More needs to be done to protect athletes’ brains from repeated blows to the head, said researchers at Boston University’s CTE Center. (The New England Journal of Medicine via AP)
Long football careers are linked to problems with impulsive behavior and less white matter in the brain, according to a new study by Boston researchers who found that starting tackle football at a younger age was associated with greater white matter loss.
More needs to be done to protect the brains of athletes, especially children, from repeated blows to the head, said the scientists at Boston University’s CTE Center.
This new finding of less white matter in the brain was independent of whether the soccer players had suffered from CTE (chronic traumatic encephalopathy), a progressive neurodegenerative disease common in contact athletes.

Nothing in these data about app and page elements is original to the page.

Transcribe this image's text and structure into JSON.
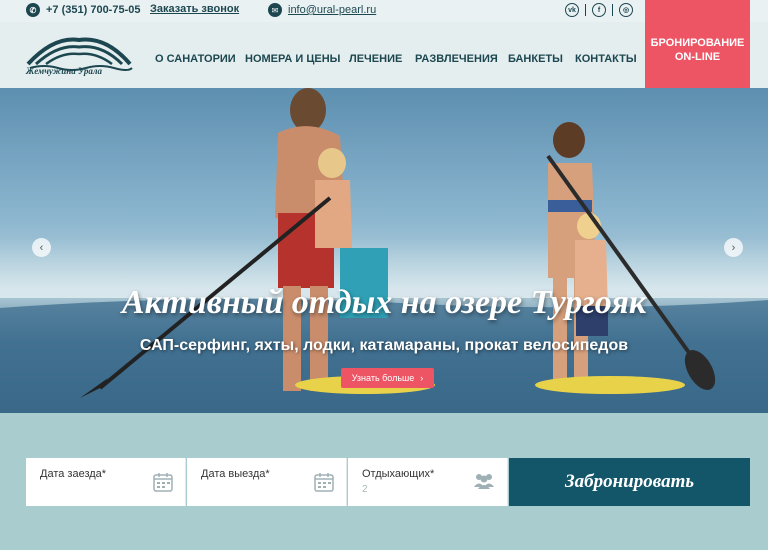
{
  "topbar": {
    "phone": "+7 (351) 700-75-05",
    "callback": "Заказать звонок",
    "email": "info@ural-pearl.ru",
    "socials": [
      "vk-icon",
      "facebook-icon",
      "instagram-icon"
    ]
  },
  "logo": {
    "text": "Жемчужина Урала"
  },
  "nav": {
    "items": [
      "О САНАТОРИИ",
      "НОМЕРА И ЦЕНЫ",
      "ЛЕЧЕНИЕ",
      "РАЗВЛЕЧЕНИЯ",
      "БАНКЕТЫ",
      "КОНТАКТЫ"
    ],
    "booking": "БРОНИРОВАНИЕ ON-LINE"
  },
  "hero": {
    "title": "Активный отдых на озере Тургояк",
    "subtitle": "САП-серфинг, яхты, лодки, катамараны, прокат велосипедов",
    "button": "Узнать больше"
  },
  "booking_form": {
    "checkin_label": "Дата заезда*",
    "checkout_label": "Дата выезда*",
    "guests_label": "Отдыхающих*",
    "guests_value": "2",
    "submit": "Забронировать"
  },
  "colors": {
    "primary": "#13566a",
    "accent": "#ed5565",
    "page_bg": "#a9cdcf"
  }
}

Many ex-contact athletes experience thinking problems and impulsive behavior in the absence of CTE or when CTE is very mild. This new study suggests that another type of brain damage — which can occur earlier than CTE — may cause some of these symptoms.
“Damage to white matter may explain why soccer players are more likely to develop cognitive and behavioral problems later in life, even without CTE,” said study author Thor Stein, a neuropathologist at the VA Boston Healthcare System and an assistant professor of pathology and laboratory medicine at Boston University’s Chobanian & Avedisian School of Medicine.

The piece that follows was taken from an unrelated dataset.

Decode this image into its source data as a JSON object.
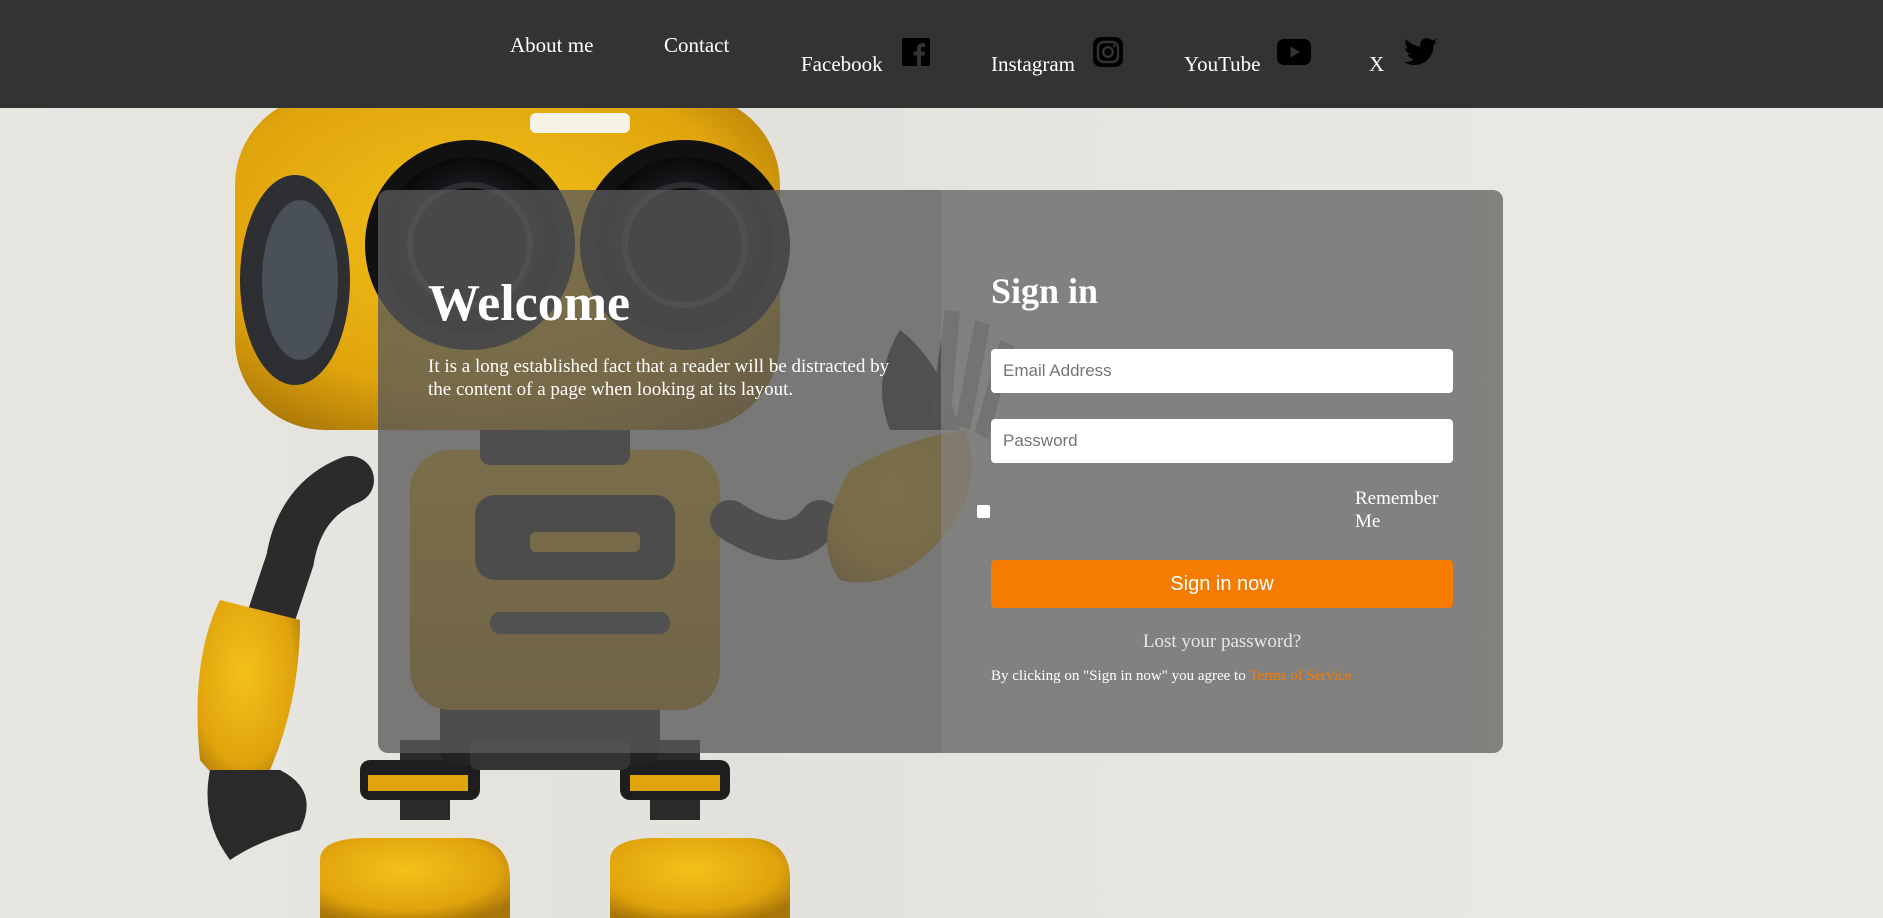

Researchers examined the brains of 205 dead American football players donated to the Veterans Affairs-Boston University-Concussion Legacy Foundation Brain Bank.

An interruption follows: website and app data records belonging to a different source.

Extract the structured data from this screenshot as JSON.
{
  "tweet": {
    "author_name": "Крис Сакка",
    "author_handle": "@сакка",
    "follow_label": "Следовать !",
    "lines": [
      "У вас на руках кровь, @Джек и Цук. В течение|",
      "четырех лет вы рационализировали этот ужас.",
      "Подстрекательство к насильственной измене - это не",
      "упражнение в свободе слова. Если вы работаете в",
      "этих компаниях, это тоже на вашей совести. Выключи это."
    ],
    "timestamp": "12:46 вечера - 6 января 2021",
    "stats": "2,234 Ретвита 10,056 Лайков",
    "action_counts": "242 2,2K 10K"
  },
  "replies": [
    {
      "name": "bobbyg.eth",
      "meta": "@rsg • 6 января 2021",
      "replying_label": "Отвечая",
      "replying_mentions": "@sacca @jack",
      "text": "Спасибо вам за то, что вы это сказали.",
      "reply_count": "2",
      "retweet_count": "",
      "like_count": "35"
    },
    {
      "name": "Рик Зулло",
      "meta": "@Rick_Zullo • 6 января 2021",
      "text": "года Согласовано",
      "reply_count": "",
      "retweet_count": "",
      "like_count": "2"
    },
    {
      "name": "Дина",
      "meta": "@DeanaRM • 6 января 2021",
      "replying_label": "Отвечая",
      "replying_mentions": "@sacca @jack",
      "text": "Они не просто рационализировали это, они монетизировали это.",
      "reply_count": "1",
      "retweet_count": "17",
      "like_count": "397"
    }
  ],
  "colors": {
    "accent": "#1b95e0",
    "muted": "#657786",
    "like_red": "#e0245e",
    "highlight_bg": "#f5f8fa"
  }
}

The scientists measured levels of myelin, a white matter component that covers, protects and speeds up connections in the brain.
The researchers then surveyed family members about measures of cognition and impulsivity and compared how career length and age at which football began playing was related to myelin levels and how myelin levels were related to cognition and impulsivity.
In addition to more years of football playing, the researchers found that starting tackle football at a younger age was also associated with greater white matter loss, independent of career length.
“These results suggest that existing tests that measure white matter injury throughout life, including imaging and blood tests, may help clarify possible causes of behavioral and cognition changes in ex-contact athletes,” said co-author Michael Alosco , Associate Professor of Neurology.
“We can also use these tests to better understand how repeated hits to the head in football and other sports lead to long-term white matter injuries,” Alosco added.
The researchers hope these results will help support the idea that more needs to be done to protect the brains of athletes, especially children, from repeated blows to the head.